**** EXCERPTED DATA ****
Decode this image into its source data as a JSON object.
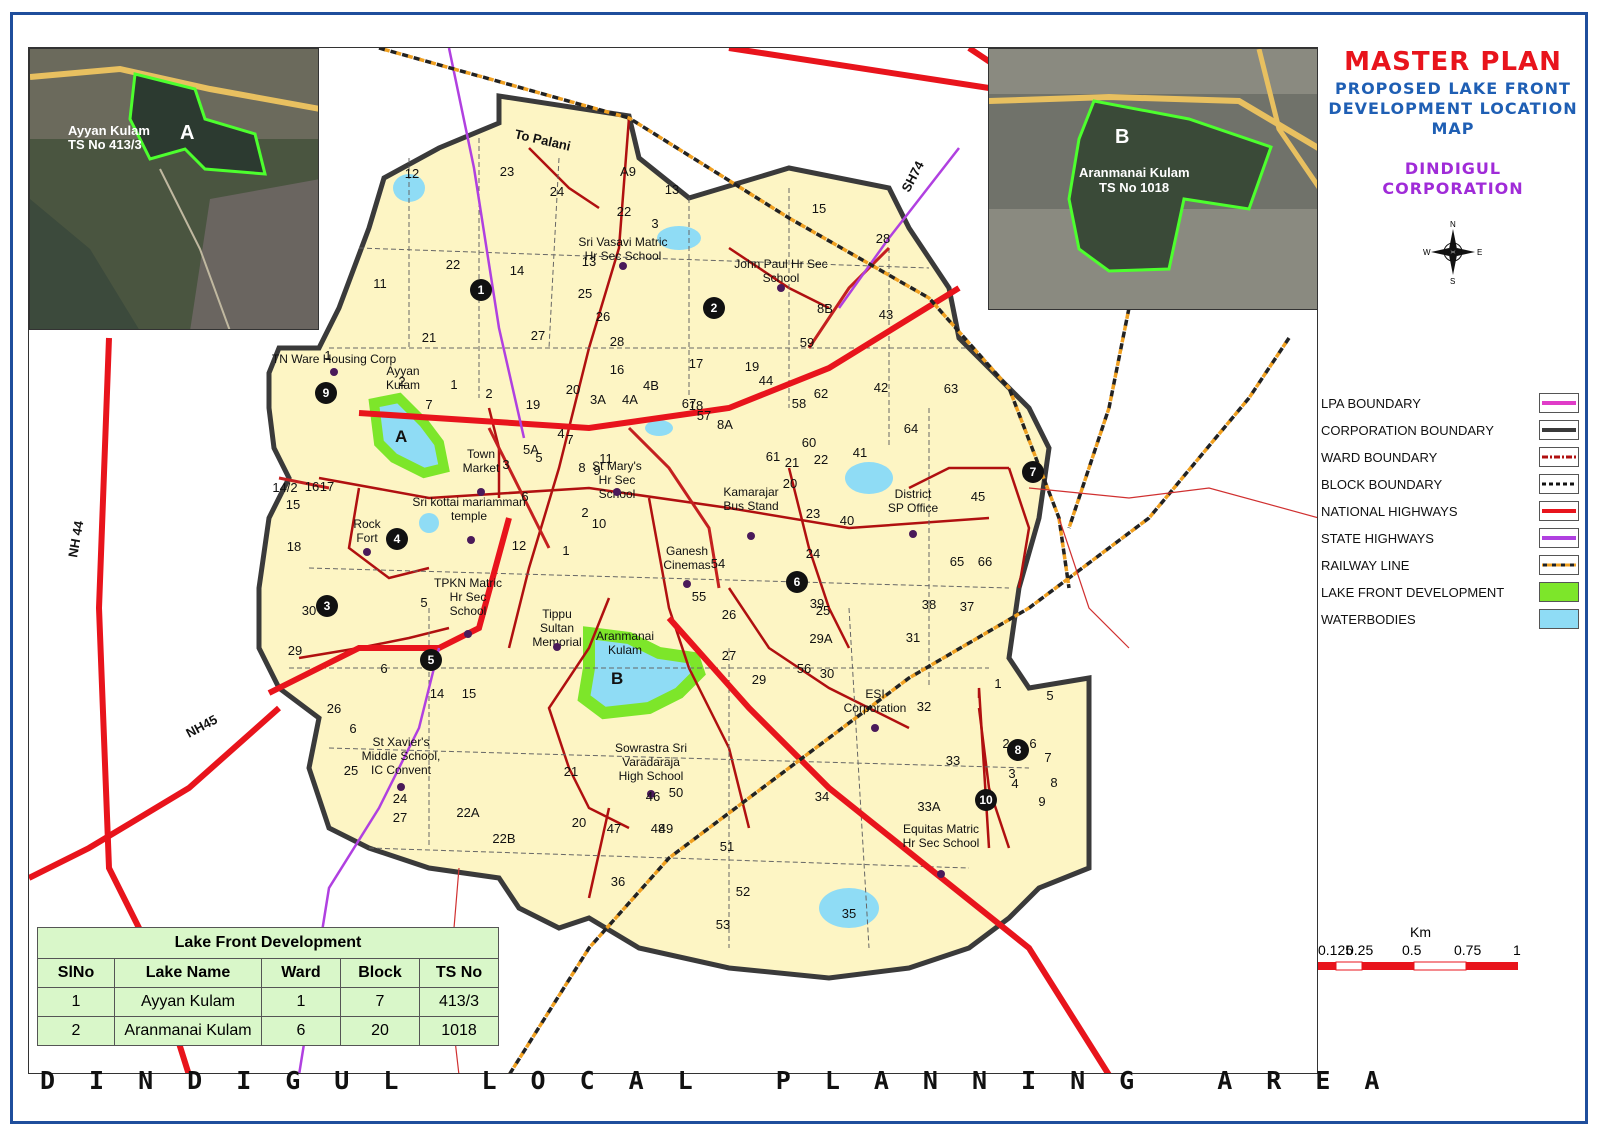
{
  "title": {
    "main": "MASTER PLAN",
    "sub_line1": "PROPOSED LAKE FRONT",
    "sub_line2": "DEVELOPMENT LOCATION",
    "sub_line3": "MAP",
    "corp_line1": "DINDIGUL",
    "corp_line2": "CORPORATION"
  },
  "bottom_title": "DINDIGUL LOCAL PLANNING AREA",
  "compass": {
    "n": "N",
    "s": "S",
    "e": "E",
    "w": "W"
  },
  "legend": [
    {
      "label": "LPA BOUNDARY",
      "color": "#e03cc8",
      "style": "solid"
    },
    {
      "label": "CORPORATION BOUNDARY",
      "color": "#3a3a3a",
      "style": "solid"
    },
    {
      "label": "WARD BOUNDARY",
      "color": "#b01010",
      "style": "dashdot"
    },
    {
      "label": "BLOCK BOUNDARY",
      "color": "#111111",
      "style": "dashed"
    },
    {
      "label": "NATIONAL HIGHWAYS",
      "color": "#e8141c",
      "style": "solid"
    },
    {
      "label": "STATE HIGHWAYS",
      "color": "#b040e0",
      "style": "solid"
    },
    {
      "label": "RAILWAY LINE",
      "color": "#f0a020",
      "style": "rail"
    },
    {
      "label": "LAKE FRONT DEVELOPMENT",
      "color": "#7de62a",
      "style": "fill"
    },
    {
      "label": "WATERBODIES",
      "color": "#8fdcf5",
      "style": "fill"
    }
  ],
  "scale": {
    "unit": "Km",
    "ticks": [
      "0",
      "0.125",
      "0.25",
      "0.5",
      "0.75",
      "1"
    ]
  },
  "inset_a": {
    "letter": "A",
    "name": "Ayyan Kulam",
    "ts": "TS No 413/3"
  },
  "inset_b": {
    "letter": "B",
    "name": "Aranmanai Kulam",
    "ts": "TS No 1018"
  },
  "roads": {
    "to_palani": "To Palani",
    "nh44": "NH 44",
    "nh45": "NH45",
    "sh74": "SH74"
  },
  "lakes": {
    "a": {
      "letter": "A",
      "label_line1": "Ayyan",
      "label_line2": "Kulam"
    },
    "b": {
      "letter": "B",
      "label_line1": "Aranmanai",
      "label_line2": "Kulam"
    }
  },
  "places": [
    [
      "TN Ware Housing Corp"
    ],
    [
      "Sri Vasavi Matric",
      "Hr Sec School"
    ],
    [
      "John Paul Hr Sec",
      "School"
    ],
    [
      "Town",
      "Market"
    ],
    [
      "St Mary's",
      "Hr Sec",
      "School"
    ],
    [
      "Sri kottai mariamman",
      "temple"
    ],
    [
      "Rock",
      "Fort"
    ],
    [
      "Kamarajar",
      "Bus Stand"
    ],
    [
      "District",
      "SP Office"
    ],
    [
      "Ganesh",
      "Cinemas"
    ],
    [
      "TPKN Matric",
      "Hr Sec",
      "School"
    ],
    [
      "Tippu",
      "Sultan",
      "Memorial"
    ],
    [
      "ESI",
      "Corporation"
    ],
    [
      "St Xavier's",
      "Middle School,",
      "IC Convent"
    ],
    [
      "Sowrastra Sri",
      "Varadaraja",
      "High School"
    ],
    [
      "Equitas Matric",
      "Hr Sec School"
    ]
  ],
  "blocks": [
    "1",
    "2",
    "3",
    "4",
    "5",
    "6",
    "7",
    "8",
    "9",
    "10"
  ],
  "wards": [
    "12",
    "23",
    "24",
    "13",
    "A9",
    "22",
    "15",
    "28",
    "11",
    "22",
    "14",
    "21",
    "7",
    "1",
    "2",
    "1",
    "2",
    "19",
    "20",
    "3A",
    "4A",
    "4B",
    "5A",
    "3",
    "4",
    "5",
    "6",
    "7",
    "8",
    "9",
    "10",
    "11",
    "12",
    "1",
    "2",
    "3",
    "13",
    "25",
    "26",
    "27",
    "28",
    "16",
    "17",
    "18",
    "19",
    "20",
    "21",
    "22",
    "23",
    "24",
    "25",
    "26",
    "27",
    "29",
    "29A",
    "30",
    "31",
    "32",
    "33",
    "33A",
    "34",
    "35",
    "36",
    "37",
    "38",
    "39",
    "40",
    "41",
    "42",
    "43",
    "44",
    "45",
    "46",
    "47",
    "48",
    "49",
    "50",
    "51",
    "52",
    "53",
    "54",
    "55",
    "56",
    "57",
    "58",
    "59",
    "60",
    "61",
    "62",
    "63",
    "64",
    "65",
    "66",
    "67",
    "8A",
    "8B",
    "14/2",
    "15",
    "16",
    "17",
    "18",
    "29",
    "30",
    "6",
    "5",
    "6",
    "26",
    "25",
    "24",
    "27",
    "22A",
    "22B",
    "21",
    "20",
    "14",
    "15",
    "1",
    "2",
    "3",
    "4",
    "5",
    "6",
    "7",
    "8",
    "9"
  ],
  "table": {
    "caption": "Lake Front Development",
    "headers": [
      "SlNo",
      "Lake  Name",
      "Ward",
      "Block",
      "TS No"
    ],
    "rows": [
      [
        "1",
        "Ayyan Kulam",
        "1",
        "7",
        "413/3"
      ],
      [
        "2",
        "Aranmanai Kulam",
        "6",
        "20",
        "1018"
      ]
    ]
  }
}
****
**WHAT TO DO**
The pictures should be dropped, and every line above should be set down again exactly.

**RESULT OF THIS TASK**
Decode this image into its source data as a JSON object.
{
  "title": {
    "main": "MASTER PLAN",
    "sub_line1": "PROPOSED LAKE FRONT",
    "sub_line2": "DEVELOPMENT LOCATION",
    "sub_line3": "MAP",
    "corp_line1": "DINDIGUL",
    "corp_line2": "CORPORATION"
  },
  "bottom_title": "DINDIGUL LOCAL PLANNING AREA",
  "compass": {
    "n": "N",
    "s": "S",
    "e": "E",
    "w": "W"
  },
  "legend": [
    {
      "label": "LPA BOUNDARY",
      "color": "#e03cc8",
      "style": "solid"
    },
    {
      "label": "CORPORATION BOUNDARY",
      "color": "#3a3a3a",
      "style": "solid"
    },
    {
      "label": "WARD BOUNDARY",
      "color": "#b01010",
      "style": "dashdot"
    },
    {
      "label": "BLOCK BOUNDARY",
      "color": "#111111",
      "style": "dashed"
    },
    {
      "label": "NATIONAL HIGHWAYS",
      "color": "#e8141c",
      "style": "solid"
    },
    {
      "label": "STATE HIGHWAYS",
      "color": "#b040e0",
      "style": "solid"
    },
    {
      "label": "RAILWAY LINE",
      "color": "#f0a020",
      "style": "rail"
    },
    {
      "label": "LAKE FRONT DEVELOPMENT",
      "color": "#7de62a",
      "style": "fill"
    },
    {
      "label": "WATERBODIES",
      "color": "#8fdcf5",
      "style": "fill"
    }
  ],
  "scale": {
    "unit": "Km",
    "ticks": [
      "0",
      "0.125",
      "0.25",
      "0.5",
      "0.75",
      "1"
    ]
  },
  "inset_a": {
    "letter": "A",
    "name": "Ayyan Kulam",
    "ts": "TS No 413/3"
  },
  "inset_b": {
    "letter": "B",
    "name": "Aranmanai Kulam",
    "ts": "TS No 1018"
  },
  "roads": {
    "to_palani": "To Palani",
    "nh44": "NH 44",
    "nh45": "NH45",
    "sh74": "SH74"
  },
  "lakes": {
    "a": {
      "letter": "A",
      "label_line1": "Ayyan",
      "label_line2": "Kulam"
    },
    "b": {
      "letter": "B",
      "label_line1": "Aranmanai",
      "label_line2": "Kulam"
    }
  },
  "places": [
    [
      "TN Ware Housing Corp"
    ],
    [
      "Sri Vasavi Matric",
      "Hr Sec School"
    ],
    [
      "John Paul Hr Sec",
      "School"
    ],
    [
      "Town",
      "Market"
    ],
    [
      "St Mary's",
      "Hr Sec",
      "School"
    ],
    [
      "Sri kottai mariamman",
      "temple"
    ],
    [
      "Rock",
      "Fort"
    ],
    [
      "Kamarajar",
      "Bus Stand"
    ],
    [
      "District",
      "SP Office"
    ],
    [
      "Ganesh",
      "Cinemas"
    ],
    [
      "TPKN Matric",
      "Hr Sec",
      "School"
    ],
    [
      "Tippu",
      "Sultan",
      "Memorial"
    ],
    [
      "ESI",
      "Corporation"
    ],
    [
      "St Xavier's",
      "Middle School,",
      "IC Convent"
    ],
    [
      "Sowrastra Sri",
      "Varadaraja",
      "High School"
    ],
    [
      "Equitas Matric",
      "Hr Sec School"
    ]
  ],
  "blocks": [
    "1",
    "2",
    "3",
    "4",
    "5",
    "6",
    "7",
    "8",
    "9",
    "10"
  ],
  "wards": [
    "12",
    "23",
    "24",
    "13",
    "A9",
    "22",
    "15",
    "28",
    "11",
    "22",
    "14",
    "21",
    "7",
    "1",
    "2",
    "1",
    "2",
    "19",
    "20",
    "3A",
    "4A",
    "4B",
    "5A",
    "3",
    "4",
    "5",
    "6",
    "7",
    "8",
    "9",
    "10",
    "11",
    "12",
    "1",
    "2",
    "3",
    "13",
    "25",
    "26",
    "27",
    "28",
    "16",
    "17",
    "18",
    "19",
    "20",
    "21",
    "22",
    "23",
    "24",
    "25",
    "26",
    "27",
    "29",
    "29A",
    "30",
    "31",
    "32",
    "33",
    "33A",
    "34",
    "35",
    "36",
    "37",
    "38",
    "39",
    "40",
    "41",
    "42",
    "43",
    "44",
    "45",
    "46",
    "47",
    "48",
    "49",
    "50",
    "51",
    "52",
    "53",
    "54",
    "55",
    "56",
    "57",
    "58",
    "59",
    "60",
    "61",
    "62",
    "63",
    "64",
    "65",
    "66",
    "67",
    "8A",
    "8B",
    "14/2",
    "15",
    "16",
    "17",
    "18",
    "29",
    "30",
    "6",
    "5",
    "6",
    "26",
    "25",
    "24",
    "27",
    "22A",
    "22B",
    "21",
    "20",
    "14",
    "15",
    "1",
    "2",
    "3",
    "4",
    "5",
    "6",
    "7",
    "8",
    "9"
  ],
  "table": {
    "caption": "Lake Front Development",
    "headers": [
      "SlNo",
      "Lake  Name",
      "Ward",
      "Block",
      "TS No"
    ],
    "rows": [
      [
        "1",
        "Ayyan Kulam",
        "1",
        "7",
        "413/3"
      ],
      [
        "2",
        "Aranmanai Kulam",
        "6",
        "20",
        "1018"
      ]
    ]
  }
}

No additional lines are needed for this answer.